Our goal? To help kick-start a sustainable business that’s going to create prosperity for Edgar, Beberly, Isabel, Lidia, Antonio, Sandy, Marta, and their families.
What Did We Do?
We wanted to make sure that they would have everything they needed to continue making soap long after we were gone, and that’s why we used soap recipes that contained locally-sourced and cost-effective ingredients. Plus, we donated all of the supplies and equipment that they would need to start.
We began the class with the basics of soap making. Safety was paramount since we were teaching them the cold process method of soap making using caustic soda (lye). We then went over the recipes that we had to create based on the vegetable oils that we were able to locally obtain and taught them how to accurately measure ingredients on a scale. Once they had the steps down, each student was able to make three batches of soap of different essential oil and herb blends during the class: Jabón Cítrico - a blend of aceite esencial de mandarina (mandarin essential oil) and aceite esencial de limon (lemon essential oil). Jabón Hierba Pura - a blend of blanco aceite esencial de albahaca (white basil essential oil) and mandarin. And Jabón Avena Hidratante - a blend of aceite esencial de clavo de olor (clove essential oil) and lemon with avena (oatmeal) that we purchased at a local market.
Interspersed through the class, we covered the business concepts that would be so important to making their business sustainable, like branding, cost of goods calculations, pricing, and accounting.
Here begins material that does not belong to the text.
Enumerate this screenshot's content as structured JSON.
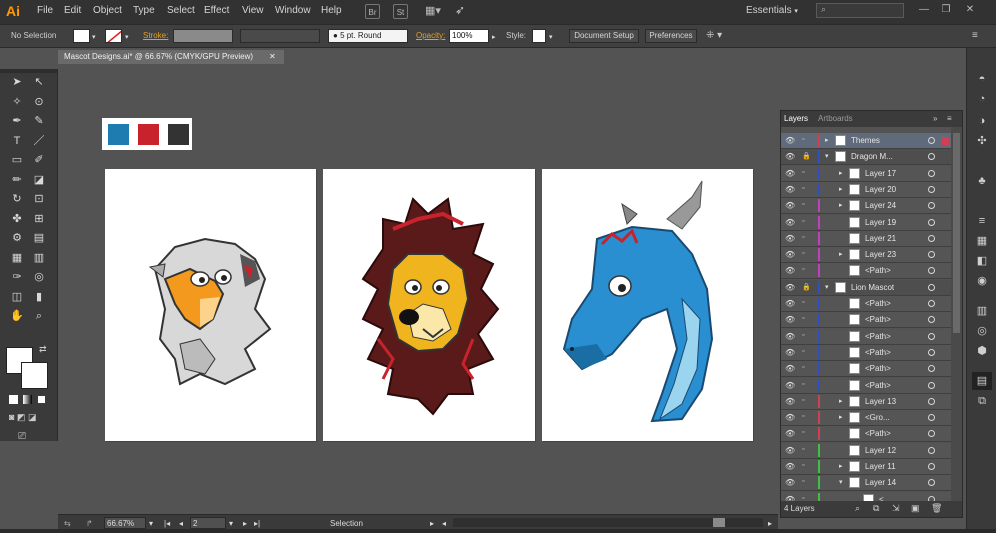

One evening their homework assignment was to think of possible names for their company.
The next morning the group discussed and voted on their company name: Brisas del Valle or Breezes of the Valley. Edgar even created some sketches of logo ideas. With this information, we were able to create a logo and Facebook page for them while we were there! Thank you to our graphic artists and friends, Ali Koski, of AHA! Creative and Bre Gotham for helping us make this happen on such short notice.
We also helped the students identify their skills. Antonio, a farmer whose land no longer existed, ended up being incredibly efficient at scraping and cutting soap. Lidia, who had recently lost her job at a hotel, was particularly good at attention to detail when measuring ingredients. And Marta could stick-blend the soap mixture like nobody's business.
And over the course of five days, amidst the prickly pear cacti native to the area, we learned from them, too. We heard each of their individual stories and got a glimpse of what it was like to live in the Zacapa region of Guatemala. Their overflowing gratitude towards us was a heart-warming experience that we will both cherish forever.
What’s next for them?
Since we’ve left, we’ve kept in contact through email and text messages with the participants of the group. They’ve been making soap successfully and have upcoming markets where they can sell to the gringo tourists and volunteers. Plus, they’ve
learned to make balls of soap that they can sell at a much lower price point to locals. They have been continuing to look for local and regional ingredients and recently found a source for lemongrass essential oil made from lemongrass grown on the Pacific coast of Guatemala.
What’s more, the director of Hearts in Motion is exploring the possibility of selling the soaps to retail stores in Antigua so they can expand both their reach and profit.
All in all, we’re grateful to have gotten the opportunity to teach what we love to those who can use it to raise their families and community higher. We’ll also be updating you on their progress, and we’re excited to visit them again when we return next year.
Most importantly, though, THANK YOU for supporting us so we can continue to support others.
Peace, love, and soap,
Jennifer & Andy